• WHAT IS EXPECTED:
Gather each line in the entries that includes the string "Streak".

####################

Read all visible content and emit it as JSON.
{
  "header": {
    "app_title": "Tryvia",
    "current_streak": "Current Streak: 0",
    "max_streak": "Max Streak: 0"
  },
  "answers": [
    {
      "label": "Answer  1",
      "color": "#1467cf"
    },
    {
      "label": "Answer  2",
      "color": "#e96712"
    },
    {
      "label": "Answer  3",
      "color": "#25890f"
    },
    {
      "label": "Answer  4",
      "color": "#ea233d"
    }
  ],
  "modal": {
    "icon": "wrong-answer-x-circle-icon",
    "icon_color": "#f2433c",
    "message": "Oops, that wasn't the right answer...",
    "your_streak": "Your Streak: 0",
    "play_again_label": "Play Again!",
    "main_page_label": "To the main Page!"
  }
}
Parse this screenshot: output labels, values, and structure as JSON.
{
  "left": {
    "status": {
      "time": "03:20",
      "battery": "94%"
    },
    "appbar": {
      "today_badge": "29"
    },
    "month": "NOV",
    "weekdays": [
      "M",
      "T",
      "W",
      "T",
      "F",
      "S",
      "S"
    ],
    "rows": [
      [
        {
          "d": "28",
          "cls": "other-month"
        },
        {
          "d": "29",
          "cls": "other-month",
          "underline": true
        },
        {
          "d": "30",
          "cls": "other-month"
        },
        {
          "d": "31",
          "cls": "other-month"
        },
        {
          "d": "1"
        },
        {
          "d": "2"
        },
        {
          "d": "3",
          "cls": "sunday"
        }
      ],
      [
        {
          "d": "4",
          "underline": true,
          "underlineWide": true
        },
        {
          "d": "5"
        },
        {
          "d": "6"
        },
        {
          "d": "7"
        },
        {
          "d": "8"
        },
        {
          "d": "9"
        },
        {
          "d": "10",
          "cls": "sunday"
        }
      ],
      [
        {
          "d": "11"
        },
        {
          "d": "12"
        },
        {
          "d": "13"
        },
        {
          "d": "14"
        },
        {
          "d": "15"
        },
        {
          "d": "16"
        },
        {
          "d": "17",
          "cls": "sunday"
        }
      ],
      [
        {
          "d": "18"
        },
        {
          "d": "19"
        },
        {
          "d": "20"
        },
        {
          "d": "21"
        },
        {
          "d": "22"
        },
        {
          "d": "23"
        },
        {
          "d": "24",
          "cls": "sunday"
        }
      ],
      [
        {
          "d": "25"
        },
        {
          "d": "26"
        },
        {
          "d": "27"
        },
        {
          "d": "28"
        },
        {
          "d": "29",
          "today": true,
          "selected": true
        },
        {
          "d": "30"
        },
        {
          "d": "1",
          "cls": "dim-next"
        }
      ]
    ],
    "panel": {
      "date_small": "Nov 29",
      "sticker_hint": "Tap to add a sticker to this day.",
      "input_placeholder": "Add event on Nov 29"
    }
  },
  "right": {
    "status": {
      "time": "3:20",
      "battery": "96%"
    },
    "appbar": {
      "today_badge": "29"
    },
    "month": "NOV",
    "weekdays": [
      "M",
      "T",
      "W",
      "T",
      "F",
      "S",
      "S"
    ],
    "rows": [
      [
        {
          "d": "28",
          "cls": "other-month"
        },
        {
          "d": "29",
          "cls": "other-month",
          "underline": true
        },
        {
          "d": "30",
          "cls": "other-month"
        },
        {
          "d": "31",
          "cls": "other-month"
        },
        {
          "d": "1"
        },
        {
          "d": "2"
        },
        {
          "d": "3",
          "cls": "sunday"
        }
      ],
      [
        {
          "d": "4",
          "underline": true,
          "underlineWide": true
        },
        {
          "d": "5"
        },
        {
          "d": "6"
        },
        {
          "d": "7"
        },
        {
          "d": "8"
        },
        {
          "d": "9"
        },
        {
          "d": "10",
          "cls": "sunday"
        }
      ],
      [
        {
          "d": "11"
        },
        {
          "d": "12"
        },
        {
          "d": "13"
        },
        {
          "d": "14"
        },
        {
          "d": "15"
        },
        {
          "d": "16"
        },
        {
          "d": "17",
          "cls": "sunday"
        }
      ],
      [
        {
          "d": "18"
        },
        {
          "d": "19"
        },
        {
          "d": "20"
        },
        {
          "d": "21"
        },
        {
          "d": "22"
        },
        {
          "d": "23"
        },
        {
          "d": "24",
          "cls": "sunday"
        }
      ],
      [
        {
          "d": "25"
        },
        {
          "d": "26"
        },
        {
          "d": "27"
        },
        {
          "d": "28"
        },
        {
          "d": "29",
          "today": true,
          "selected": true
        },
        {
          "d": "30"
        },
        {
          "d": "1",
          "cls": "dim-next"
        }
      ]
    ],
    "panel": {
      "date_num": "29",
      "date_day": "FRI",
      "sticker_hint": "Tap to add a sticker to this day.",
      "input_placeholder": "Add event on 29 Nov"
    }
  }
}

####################

• WRITTEN ANSWER:
    "current_streak": "Current Streak: 0",
    "max_streak": "Max Streak: 0"
    "your_streak": "Your Streak: 0",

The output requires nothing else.